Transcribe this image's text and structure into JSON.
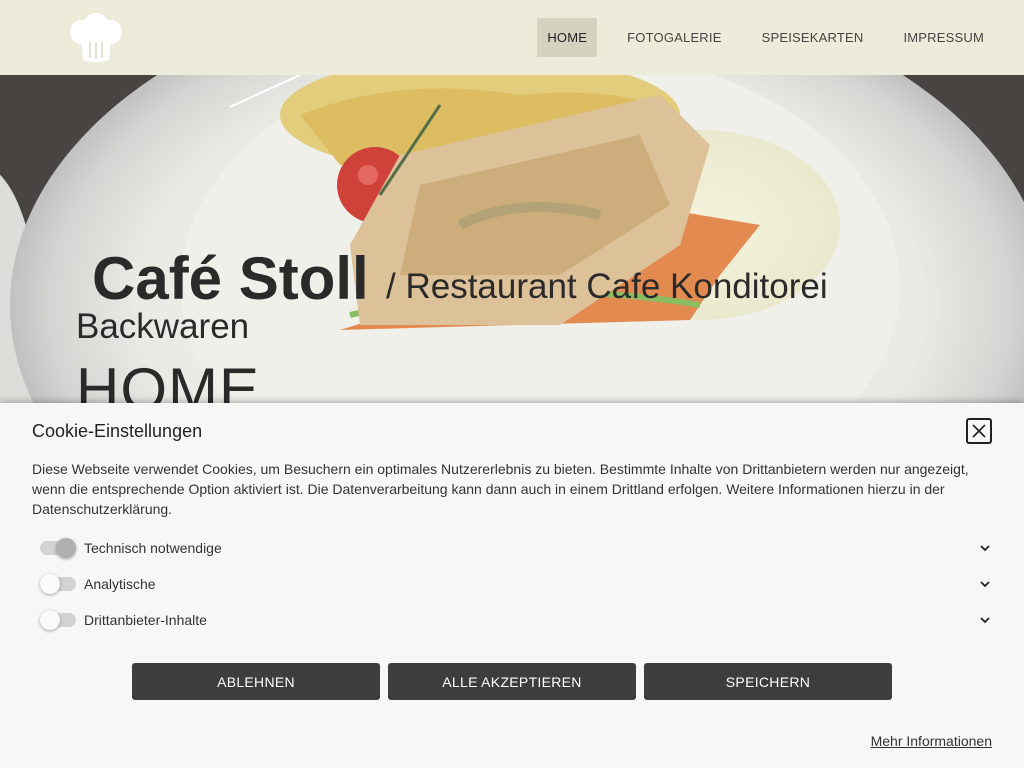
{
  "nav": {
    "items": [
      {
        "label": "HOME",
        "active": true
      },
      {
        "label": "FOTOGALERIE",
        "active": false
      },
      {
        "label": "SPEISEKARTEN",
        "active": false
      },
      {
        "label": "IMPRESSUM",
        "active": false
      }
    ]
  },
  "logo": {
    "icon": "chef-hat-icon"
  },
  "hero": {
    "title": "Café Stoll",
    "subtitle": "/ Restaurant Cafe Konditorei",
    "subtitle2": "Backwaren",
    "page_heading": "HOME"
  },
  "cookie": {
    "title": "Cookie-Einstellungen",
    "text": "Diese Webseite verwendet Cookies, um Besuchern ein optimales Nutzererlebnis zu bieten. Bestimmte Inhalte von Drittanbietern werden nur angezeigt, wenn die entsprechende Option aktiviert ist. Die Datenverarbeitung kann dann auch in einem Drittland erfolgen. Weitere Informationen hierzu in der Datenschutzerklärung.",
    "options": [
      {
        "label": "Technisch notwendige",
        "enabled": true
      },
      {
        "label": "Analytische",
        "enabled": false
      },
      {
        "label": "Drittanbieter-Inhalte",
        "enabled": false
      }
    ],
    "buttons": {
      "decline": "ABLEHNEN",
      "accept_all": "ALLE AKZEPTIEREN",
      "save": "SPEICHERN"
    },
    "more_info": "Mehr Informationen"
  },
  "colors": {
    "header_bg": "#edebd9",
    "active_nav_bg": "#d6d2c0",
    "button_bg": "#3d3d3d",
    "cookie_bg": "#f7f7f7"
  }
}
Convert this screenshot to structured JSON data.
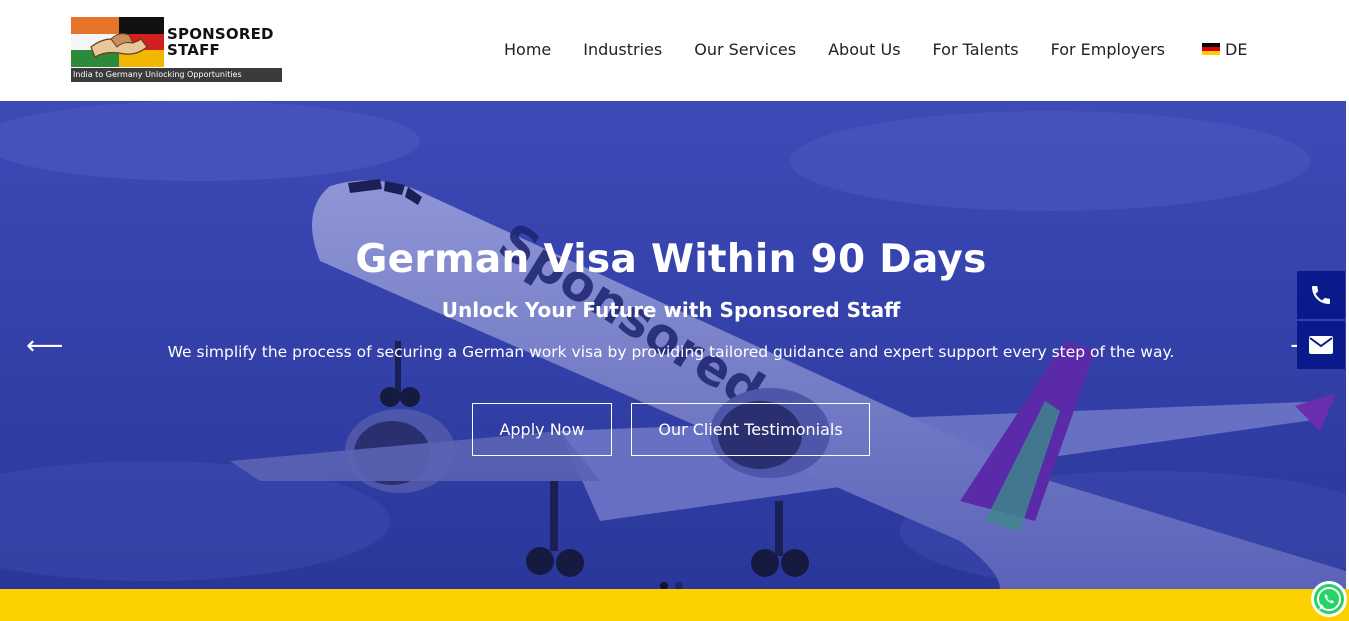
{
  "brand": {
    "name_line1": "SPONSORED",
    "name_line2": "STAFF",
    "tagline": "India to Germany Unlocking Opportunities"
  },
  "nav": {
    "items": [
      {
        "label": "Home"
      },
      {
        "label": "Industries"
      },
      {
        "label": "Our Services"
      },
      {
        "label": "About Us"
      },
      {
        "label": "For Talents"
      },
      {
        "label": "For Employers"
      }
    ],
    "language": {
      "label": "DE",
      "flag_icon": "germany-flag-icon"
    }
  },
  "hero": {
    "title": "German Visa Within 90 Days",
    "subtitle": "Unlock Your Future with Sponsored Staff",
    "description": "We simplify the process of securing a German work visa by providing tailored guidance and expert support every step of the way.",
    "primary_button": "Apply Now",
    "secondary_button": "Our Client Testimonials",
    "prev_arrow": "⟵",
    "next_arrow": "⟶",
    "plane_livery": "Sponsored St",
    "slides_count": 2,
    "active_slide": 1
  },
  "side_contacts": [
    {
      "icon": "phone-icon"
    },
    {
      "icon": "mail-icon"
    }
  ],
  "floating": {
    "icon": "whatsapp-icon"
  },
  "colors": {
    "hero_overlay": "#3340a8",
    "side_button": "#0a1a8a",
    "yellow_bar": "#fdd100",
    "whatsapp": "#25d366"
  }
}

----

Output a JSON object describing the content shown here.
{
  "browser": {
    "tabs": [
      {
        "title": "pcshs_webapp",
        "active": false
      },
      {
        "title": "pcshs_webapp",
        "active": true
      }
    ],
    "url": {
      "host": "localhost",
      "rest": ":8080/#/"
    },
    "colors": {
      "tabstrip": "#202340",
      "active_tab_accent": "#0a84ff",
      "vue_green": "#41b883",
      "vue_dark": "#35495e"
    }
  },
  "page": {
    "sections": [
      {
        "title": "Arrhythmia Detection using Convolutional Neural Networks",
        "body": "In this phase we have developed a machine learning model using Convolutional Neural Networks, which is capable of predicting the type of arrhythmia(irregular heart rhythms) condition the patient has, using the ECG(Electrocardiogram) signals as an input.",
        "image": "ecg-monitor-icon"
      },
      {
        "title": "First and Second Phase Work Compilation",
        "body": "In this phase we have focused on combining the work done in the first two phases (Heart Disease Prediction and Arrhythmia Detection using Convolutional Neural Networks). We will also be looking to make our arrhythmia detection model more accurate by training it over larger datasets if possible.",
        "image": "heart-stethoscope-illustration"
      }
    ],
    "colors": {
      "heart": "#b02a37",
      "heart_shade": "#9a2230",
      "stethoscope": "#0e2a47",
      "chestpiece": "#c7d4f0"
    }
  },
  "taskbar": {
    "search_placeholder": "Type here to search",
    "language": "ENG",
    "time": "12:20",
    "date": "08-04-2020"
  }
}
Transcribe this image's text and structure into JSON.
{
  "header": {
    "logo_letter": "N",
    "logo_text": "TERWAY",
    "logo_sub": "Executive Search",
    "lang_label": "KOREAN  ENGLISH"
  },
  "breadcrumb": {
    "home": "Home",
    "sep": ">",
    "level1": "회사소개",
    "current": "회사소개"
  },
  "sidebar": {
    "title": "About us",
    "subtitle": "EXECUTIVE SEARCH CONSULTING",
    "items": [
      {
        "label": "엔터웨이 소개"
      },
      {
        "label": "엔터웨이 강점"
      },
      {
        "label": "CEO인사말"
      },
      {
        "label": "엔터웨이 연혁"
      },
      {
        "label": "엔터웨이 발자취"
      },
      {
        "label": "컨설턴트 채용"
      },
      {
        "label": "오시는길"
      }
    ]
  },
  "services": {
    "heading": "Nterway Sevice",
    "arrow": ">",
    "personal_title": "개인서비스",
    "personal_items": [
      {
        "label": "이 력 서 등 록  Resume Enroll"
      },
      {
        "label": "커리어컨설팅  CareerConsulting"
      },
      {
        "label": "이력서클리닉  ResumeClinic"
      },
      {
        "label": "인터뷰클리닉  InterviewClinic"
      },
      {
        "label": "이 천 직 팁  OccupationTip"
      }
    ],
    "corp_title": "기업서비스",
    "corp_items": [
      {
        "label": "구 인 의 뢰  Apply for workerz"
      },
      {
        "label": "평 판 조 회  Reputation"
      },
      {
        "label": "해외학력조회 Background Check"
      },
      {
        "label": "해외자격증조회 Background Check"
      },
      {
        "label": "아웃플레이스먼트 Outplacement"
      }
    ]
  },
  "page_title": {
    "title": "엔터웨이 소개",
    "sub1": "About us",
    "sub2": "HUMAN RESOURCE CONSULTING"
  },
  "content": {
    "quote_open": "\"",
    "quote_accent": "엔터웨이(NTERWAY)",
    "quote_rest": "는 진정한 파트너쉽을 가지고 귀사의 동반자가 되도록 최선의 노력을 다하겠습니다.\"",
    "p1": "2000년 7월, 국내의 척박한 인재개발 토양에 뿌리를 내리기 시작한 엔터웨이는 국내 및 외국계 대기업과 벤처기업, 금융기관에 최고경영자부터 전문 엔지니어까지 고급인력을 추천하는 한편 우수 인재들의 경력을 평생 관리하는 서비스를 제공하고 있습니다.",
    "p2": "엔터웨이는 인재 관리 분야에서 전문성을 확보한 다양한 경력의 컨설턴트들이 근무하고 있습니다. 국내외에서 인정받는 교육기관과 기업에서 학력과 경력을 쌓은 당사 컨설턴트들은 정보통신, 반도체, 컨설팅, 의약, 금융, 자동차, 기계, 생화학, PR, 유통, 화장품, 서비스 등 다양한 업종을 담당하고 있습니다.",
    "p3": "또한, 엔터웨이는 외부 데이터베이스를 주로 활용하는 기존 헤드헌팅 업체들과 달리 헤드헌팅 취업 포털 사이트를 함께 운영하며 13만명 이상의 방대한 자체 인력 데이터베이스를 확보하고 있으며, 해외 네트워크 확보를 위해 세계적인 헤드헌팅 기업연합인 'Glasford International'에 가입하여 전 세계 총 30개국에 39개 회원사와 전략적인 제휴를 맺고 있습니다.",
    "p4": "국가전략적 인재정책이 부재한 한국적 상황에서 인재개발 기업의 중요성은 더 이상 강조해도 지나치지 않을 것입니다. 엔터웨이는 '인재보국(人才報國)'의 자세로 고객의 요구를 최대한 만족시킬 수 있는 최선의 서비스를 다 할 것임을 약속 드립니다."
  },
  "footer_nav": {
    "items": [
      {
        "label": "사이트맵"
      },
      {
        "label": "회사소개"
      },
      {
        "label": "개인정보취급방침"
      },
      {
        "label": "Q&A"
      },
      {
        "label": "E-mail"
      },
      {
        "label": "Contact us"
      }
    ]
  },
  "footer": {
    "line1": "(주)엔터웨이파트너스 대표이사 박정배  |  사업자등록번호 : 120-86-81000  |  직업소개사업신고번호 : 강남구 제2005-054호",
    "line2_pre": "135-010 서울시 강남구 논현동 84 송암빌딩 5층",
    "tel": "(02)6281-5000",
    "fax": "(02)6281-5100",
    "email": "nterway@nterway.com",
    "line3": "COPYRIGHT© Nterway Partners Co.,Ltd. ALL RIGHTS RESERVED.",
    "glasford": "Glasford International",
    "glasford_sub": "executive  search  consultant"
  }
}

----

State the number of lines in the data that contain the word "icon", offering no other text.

6